A member of the Danish military dons a protective mask while carrying out emergency drills aboard a frigate, on January 3, 2014.

A member of the Danish military dons a protective mask while carrying out emergency drills aboard a frigate, on January 3, 2014. Petros Karadjias/AP

The Last of Assad's Known Chemical Weapons Are Now Out of Syria

After multiple missed deadlines, some 1,300 tons of declared chemical weapons have finally been removed from the deeply troubled nation, but questions remain about whether that was really all of it. By Diane Barnes

A top investigator said Syria has surrendered the final chemical arms it admitted to holding, but any secret arsenal may allow gas attacks to continue.

"The last of the remaining chemicals identified for removal from Syria were loaded this afternoon aboard the Danish ship Ark Futura," said Ahmet Üzümcü, director-general of the Organization for the Prohibition of Chemical Weapons. The final tanks of potentially lethal warfare substances reportedly had been locked in place by fighting around Damascus.
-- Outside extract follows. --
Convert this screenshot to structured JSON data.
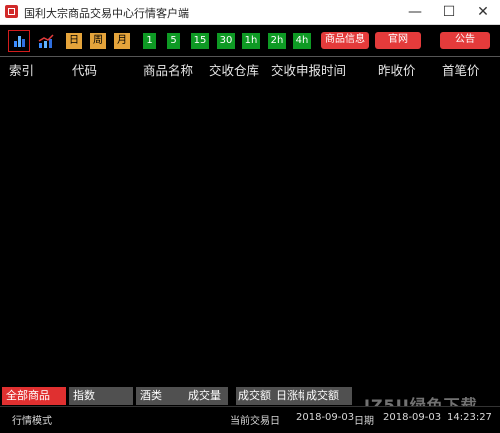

Monday's development bookends a months-long international campaign to remove roughly 1,300 metric tons of chemical-warfare materials from the violence-racked Middle Eastern nation. President Bashar Assad's government agreed to relinquish the stockpile last year, after nerve gas killed hundreds of people in a Damascus suburb and prompted threats of foreign intervention in Syria's civil war.

"Never before has an entire arsenal of a category of weapons of mass destruction been removed from a country experiencing a state of internal armed conflict," Üzümcü said in a statement to reporters. "And this has been accomplished within very demanding and tight timeframes."
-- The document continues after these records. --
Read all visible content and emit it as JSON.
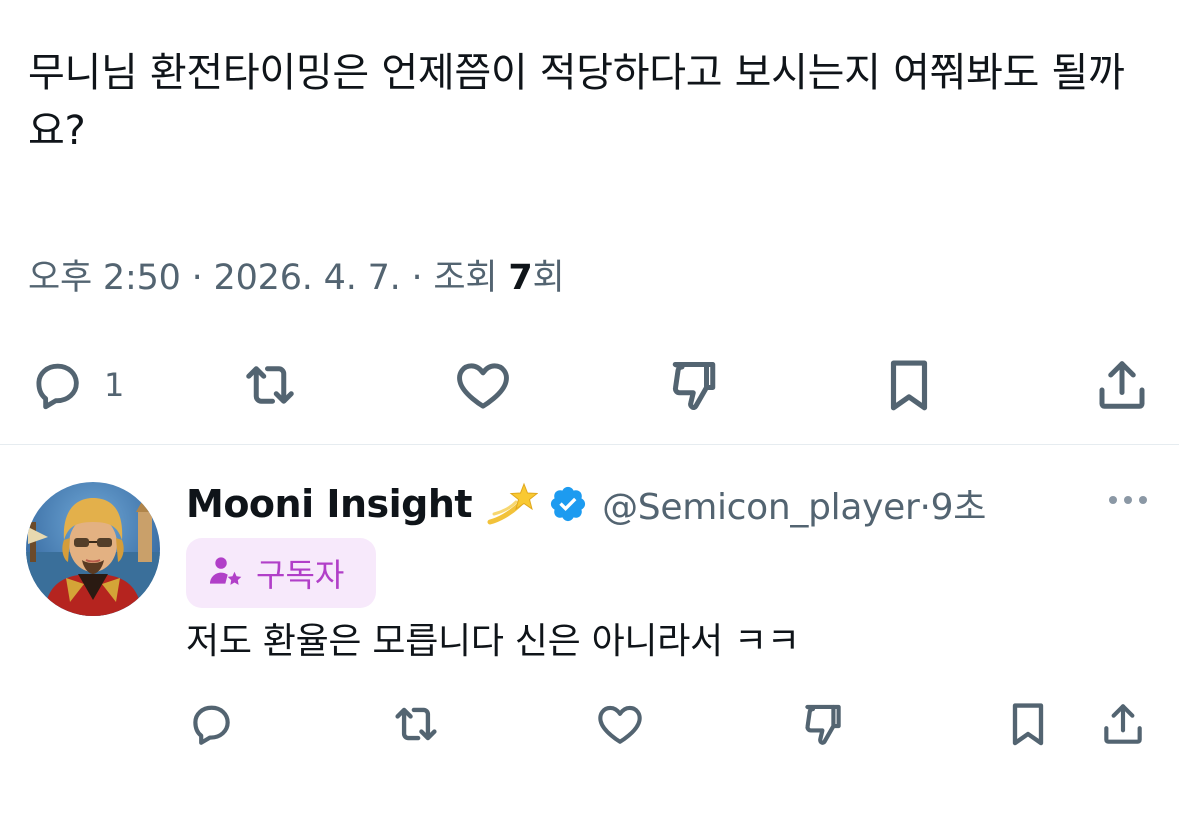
{
  "tweet": {
    "text": "무니님 환전타이밍은 언제쯤이 적당하다고 보시는지 여쭤봐도 될까요?",
    "time": "오후 2:50",
    "date": "2026. 4. 7.",
    "views_label": "조회",
    "views_count": "7",
    "views_unit": "회",
    "separator": "·",
    "reply_count": "1"
  },
  "reply": {
    "display_name": "Mooni Insight",
    "handle": "@Semicon_player",
    "time": "9초",
    "separator": "·",
    "badge_label": "구독자",
    "text": "저도 환율은 모릅니다 신은 아니라서 ㅋㅋ"
  },
  "colors": {
    "text_primary": "#0f1419",
    "text_secondary": "#536471",
    "verified_blue": "#1d9bf0",
    "badge_bg": "#f7e9fb",
    "badge_fg": "#b13fc8"
  },
  "icons": {
    "reply": "reply-icon",
    "repost": "repost-icon",
    "like": "heart-icon",
    "downvote": "thumbs-down-icon",
    "bookmark": "bookmark-icon",
    "share": "share-icon",
    "emoji": "dizzy-star-emoji",
    "verified": "verified-badge-icon",
    "subscriber": "subscriber-icon",
    "more": "more-icon"
  }
}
The disarmament effort encountered months of delays, though, and an international mandate to destroy the stockpile this month is now out of reach. Üzümcü last week said extending the deadline is out of the question, and the U.N. Security Council would consider how to respond, the Daily Sabah reported on Monday.

The chemical-arms watchdog chief added that his agency still has work to do in Syria. It remains unclear whether Assad's regime may be hiding more warfare chemicals, and Üzümcü urged the government to continue supporting an investigation into possible strikes with undeclared toxic gas.

"We hope to conclude soon the clarification of certain aspects of the Syrian declaration and commence the destruction of certain structures that were used as chemical-weapons production facilities," he added in his Monday announcement. Damascus denies it ever used chemical agents in combat, and blames opposition forces for any attacks with substances controlled under an international treaty it signed last year.

Meanwhile, a shipment of Syrian chemical-warfare stocks arrived in Finland on Saturday, Yle Uutiset reported. The stockpile's deadliest portion is slated for delivery to the southern Italian port of Gioia Tauro, where it would be moved onto a specially equipped U.S. vessel for destruction.